----- RECORDED DATA -----

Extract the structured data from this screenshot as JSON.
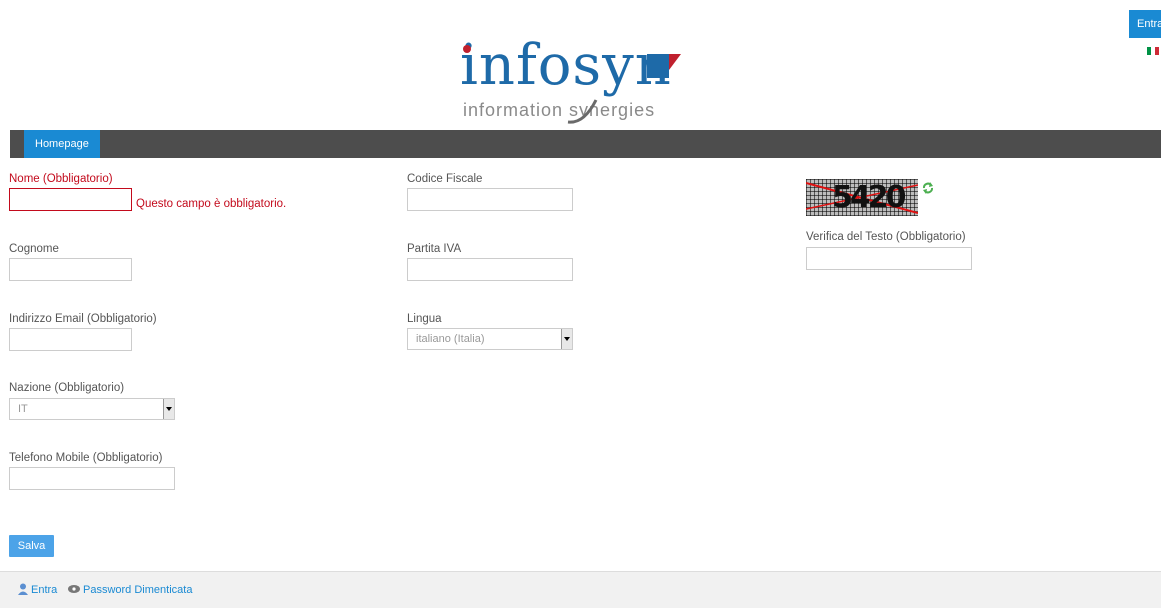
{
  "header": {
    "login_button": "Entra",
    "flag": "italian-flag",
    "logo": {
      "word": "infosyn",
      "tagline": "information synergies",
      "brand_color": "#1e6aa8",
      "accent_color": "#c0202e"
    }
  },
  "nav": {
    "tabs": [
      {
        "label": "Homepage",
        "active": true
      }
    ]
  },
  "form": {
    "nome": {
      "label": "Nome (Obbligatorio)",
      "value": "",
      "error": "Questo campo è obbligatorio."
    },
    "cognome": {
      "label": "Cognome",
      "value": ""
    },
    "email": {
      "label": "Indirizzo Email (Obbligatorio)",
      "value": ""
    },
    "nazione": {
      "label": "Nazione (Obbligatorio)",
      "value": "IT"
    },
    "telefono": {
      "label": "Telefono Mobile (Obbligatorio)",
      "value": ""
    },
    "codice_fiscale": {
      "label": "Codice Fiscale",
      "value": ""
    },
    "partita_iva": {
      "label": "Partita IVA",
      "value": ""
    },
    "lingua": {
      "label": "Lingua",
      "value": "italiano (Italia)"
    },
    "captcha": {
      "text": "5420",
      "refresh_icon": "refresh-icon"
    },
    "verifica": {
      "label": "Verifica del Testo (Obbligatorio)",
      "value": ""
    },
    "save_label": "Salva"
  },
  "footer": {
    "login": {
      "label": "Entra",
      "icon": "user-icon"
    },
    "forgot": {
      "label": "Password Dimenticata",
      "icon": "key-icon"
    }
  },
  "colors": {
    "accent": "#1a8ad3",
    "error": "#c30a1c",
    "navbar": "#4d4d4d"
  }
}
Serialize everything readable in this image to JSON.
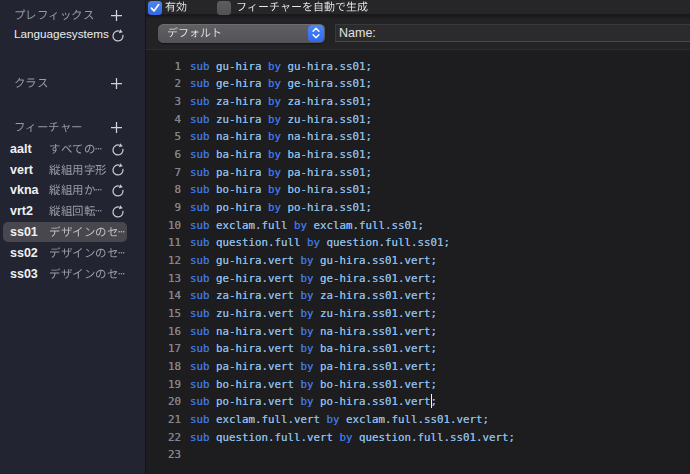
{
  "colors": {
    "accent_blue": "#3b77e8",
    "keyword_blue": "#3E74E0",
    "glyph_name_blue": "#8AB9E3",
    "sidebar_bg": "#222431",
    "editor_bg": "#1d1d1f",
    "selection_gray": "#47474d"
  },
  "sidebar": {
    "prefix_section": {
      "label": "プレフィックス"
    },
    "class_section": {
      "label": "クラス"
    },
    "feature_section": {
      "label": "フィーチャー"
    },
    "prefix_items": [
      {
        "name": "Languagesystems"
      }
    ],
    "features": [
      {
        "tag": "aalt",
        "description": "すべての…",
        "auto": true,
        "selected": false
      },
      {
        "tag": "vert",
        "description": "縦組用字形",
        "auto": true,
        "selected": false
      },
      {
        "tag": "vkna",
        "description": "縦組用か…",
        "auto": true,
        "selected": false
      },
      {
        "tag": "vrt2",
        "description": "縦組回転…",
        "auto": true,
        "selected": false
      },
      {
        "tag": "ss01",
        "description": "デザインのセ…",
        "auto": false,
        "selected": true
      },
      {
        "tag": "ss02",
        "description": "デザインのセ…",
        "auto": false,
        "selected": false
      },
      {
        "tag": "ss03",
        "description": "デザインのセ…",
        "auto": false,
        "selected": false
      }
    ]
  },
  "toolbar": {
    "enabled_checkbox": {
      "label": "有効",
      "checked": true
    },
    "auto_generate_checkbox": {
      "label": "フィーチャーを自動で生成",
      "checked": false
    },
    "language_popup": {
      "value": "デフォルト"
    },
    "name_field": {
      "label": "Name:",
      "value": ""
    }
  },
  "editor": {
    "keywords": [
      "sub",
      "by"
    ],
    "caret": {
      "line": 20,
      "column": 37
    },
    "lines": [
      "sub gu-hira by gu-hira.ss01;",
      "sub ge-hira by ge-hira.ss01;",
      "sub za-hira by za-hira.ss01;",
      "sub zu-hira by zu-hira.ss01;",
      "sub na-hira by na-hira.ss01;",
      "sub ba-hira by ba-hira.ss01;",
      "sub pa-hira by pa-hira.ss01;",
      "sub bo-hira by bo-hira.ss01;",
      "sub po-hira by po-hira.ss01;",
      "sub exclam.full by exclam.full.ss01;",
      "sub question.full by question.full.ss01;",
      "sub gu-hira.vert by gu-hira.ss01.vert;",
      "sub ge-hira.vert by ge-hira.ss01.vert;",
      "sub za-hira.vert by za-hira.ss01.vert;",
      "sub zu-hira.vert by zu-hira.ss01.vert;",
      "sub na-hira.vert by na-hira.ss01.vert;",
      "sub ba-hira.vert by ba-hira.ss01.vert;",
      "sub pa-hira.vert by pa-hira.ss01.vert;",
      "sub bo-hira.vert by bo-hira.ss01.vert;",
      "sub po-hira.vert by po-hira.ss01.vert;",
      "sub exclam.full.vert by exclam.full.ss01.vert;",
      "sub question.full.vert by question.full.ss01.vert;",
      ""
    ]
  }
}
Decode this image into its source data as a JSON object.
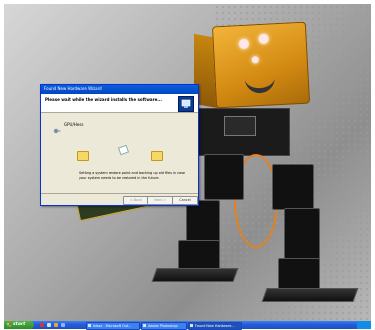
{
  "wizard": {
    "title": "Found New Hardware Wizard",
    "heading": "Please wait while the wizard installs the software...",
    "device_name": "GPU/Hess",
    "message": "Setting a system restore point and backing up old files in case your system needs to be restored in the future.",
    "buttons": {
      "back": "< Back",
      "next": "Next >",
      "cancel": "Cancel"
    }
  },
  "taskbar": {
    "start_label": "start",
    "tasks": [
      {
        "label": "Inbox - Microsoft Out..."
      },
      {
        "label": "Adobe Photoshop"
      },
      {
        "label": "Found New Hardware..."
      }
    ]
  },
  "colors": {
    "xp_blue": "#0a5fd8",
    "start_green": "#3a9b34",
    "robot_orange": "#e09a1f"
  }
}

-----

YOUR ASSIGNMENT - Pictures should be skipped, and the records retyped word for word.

EXPECTED ANSWER -
Extract the structured data from this screenshot as JSON.
{
  "header": {
    "login_button": "Entra",
    "flag": "italian-flag",
    "logo": {
      "word": "infosyn",
      "tagline": "information synergies",
      "brand_color": "#1e6aa8",
      "accent_color": "#c0202e"
    }
  },
  "nav": {
    "tabs": [
      {
        "label": "Homepage",
        "active": true
      }
    ]
  },
  "form": {
    "nome": {
      "label": "Nome (Obbligatorio)",
      "value": "",
      "error": "Questo campo è obbligatorio."
    },
    "cognome": {
      "label": "Cognome",
      "value": ""
    },
    "email": {
      "label": "Indirizzo Email (Obbligatorio)",
      "value": ""
    },
    "nazione": {
      "label": "Nazione (Obbligatorio)",
      "value": "IT"
    },
    "telefono": {
      "label": "Telefono Mobile (Obbligatorio)",
      "value": ""
    },
    "codice_fiscale": {
      "label": "Codice Fiscale",
      "value": ""
    },
    "partita_iva": {
      "label": "Partita IVA",
      "value": ""
    },
    "lingua": {
      "label": "Lingua",
      "value": "italiano (Italia)"
    },
    "captcha": {
      "text": "5420",
      "refresh_icon": "refresh-icon"
    },
    "verifica": {
      "label": "Verifica del Testo (Obbligatorio)",
      "value": ""
    },
    "save_label": "Salva"
  },
  "footer": {
    "login": {
      "label": "Entra",
      "icon": "user-icon"
    },
    "forgot": {
      "label": "Password Dimenticata",
      "icon": "key-icon"
    }
  },
  "colors": {
    "accent": "#1a8ad3",
    "error": "#c30a1c",
    "navbar": "#4d4d4d"
  }
}
Serialize everything readable in this image to JSON.
{
  "colors": {
    "accent_blue": "#3b77e8",
    "keyword_blue": "#3E74E0",
    "glyph_name_blue": "#8AB9E3",
    "sidebar_bg": "#222431",
    "editor_bg": "#1d1d1f",
    "selection_gray": "#47474d"
  },
  "sidebar": {
    "prefix_section": {
      "label": "プレフィックス"
    },
    "class_section": {
      "label": "クラス"
    },
    "feature_section": {
      "label": "フィーチャー"
    },
    "prefix_items": [
      {
        "name": "Languagesystems"
      }
    ],
    "features": [
      {
        "tag": "aalt",
        "description": "すべての…",
        "auto": true,
        "selected": false
      },
      {
        "tag": "vert",
        "description": "縦組用字形",
        "auto": true,
        "selected": false
      },
      {
        "tag": "vkna",
        "description": "縦組用か…",
        "auto": true,
        "selected": false
      },
      {
        "tag": "vrt2",
        "description": "縦組回転…",
        "auto": true,
        "selected": false
      },
      {
        "tag": "ss01",
        "description": "デザインのセ…",
        "auto": false,
        "selected": true
      },
      {
        "tag": "ss02",
        "description": "デザインのセ…",
        "auto": false,
        "selected": false
      },
      {
        "tag": "ss03",
        "description": "デザインのセ…",
        "auto": false,
        "selected": false
      }
    ]
  },
  "toolbar": {
    "enabled_checkbox": {
      "label": "有効",
      "checked": true
    },
    "auto_generate_checkbox": {
      "label": "フィーチャーを自動で生成",
      "checked": false
    },
    "language_popup": {
      "value": "デフォルト"
    },
    "name_field": {
      "label": "Name:",
      "value": ""
    }
  },
  "editor": {
    "keywords": [
      "sub",
      "by"
    ],
    "caret": {
      "line": 20,
      "column": 37
    },
    "lines": [
      "sub gu-hira by gu-hira.ss01;",
      "sub ge-hira by ge-hira.ss01;",
      "sub za-hira by za-hira.ss01;",
      "sub zu-hira by zu-hira.ss01;",
      "sub na-hira by na-hira.ss01;",
      "sub ba-hira by ba-hira.ss01;",
      "sub pa-hira by pa-hira.ss01;",
      "sub bo-hira by bo-hira.ss01;",
      "sub po-hira by po-hira.ss01;",
      "sub exclam.full by exclam.full.ss01;",
      "sub question.full by question.full.ss01;",
      "sub gu-hira.vert by gu-hira.ss01.vert;",
      "sub ge-hira.vert by ge-hira.ss01.vert;",
      "sub za-hira.vert by za-hira.ss01.vert;",
      "sub zu-hira.vert by zu-hira.ss01.vert;",
      "sub na-hira.vert by na-hira.ss01.vert;",
      "sub ba-hira.vert by ba-hira.ss01.vert;",
      "sub pa-hira.vert by pa-hira.ss01.vert;",
      "sub bo-hira.vert by bo-hira.ss01.vert;",
      "sub po-hira.vert by po-hira.ss01.vert;",
      "sub exclam.full.vert by exclam.full.ss01.vert;",
      "sub question.full.vert by question.full.ss01.vert;",
      ""
    ]
  }
}
Decode this image into its source data as a JSON object.
{
  "wizard": {
    "title": "Found New Hardware Wizard",
    "heading": "Please wait while the wizard installs the software...",
    "device_name": "GPU/Hess",
    "message": "Setting a system restore point and backing up old files in case your system needs to be restored in the future.",
    "buttons": {
      "back": "< Back",
      "next": "Next >",
      "cancel": "Cancel"
    }
  },
  "taskbar": {
    "start_label": "start",
    "tasks": [
      {
        "label": "Inbox - Microsoft Out..."
      },
      {
        "label": "Adobe Photoshop"
      },
      {
        "label": "Found New Hardware..."
      }
    ]
  },
  "colors": {
    "xp_blue": "#0a5fd8",
    "start_green": "#3a9b34",
    "robot_orange": "#e09a1f"
  }
}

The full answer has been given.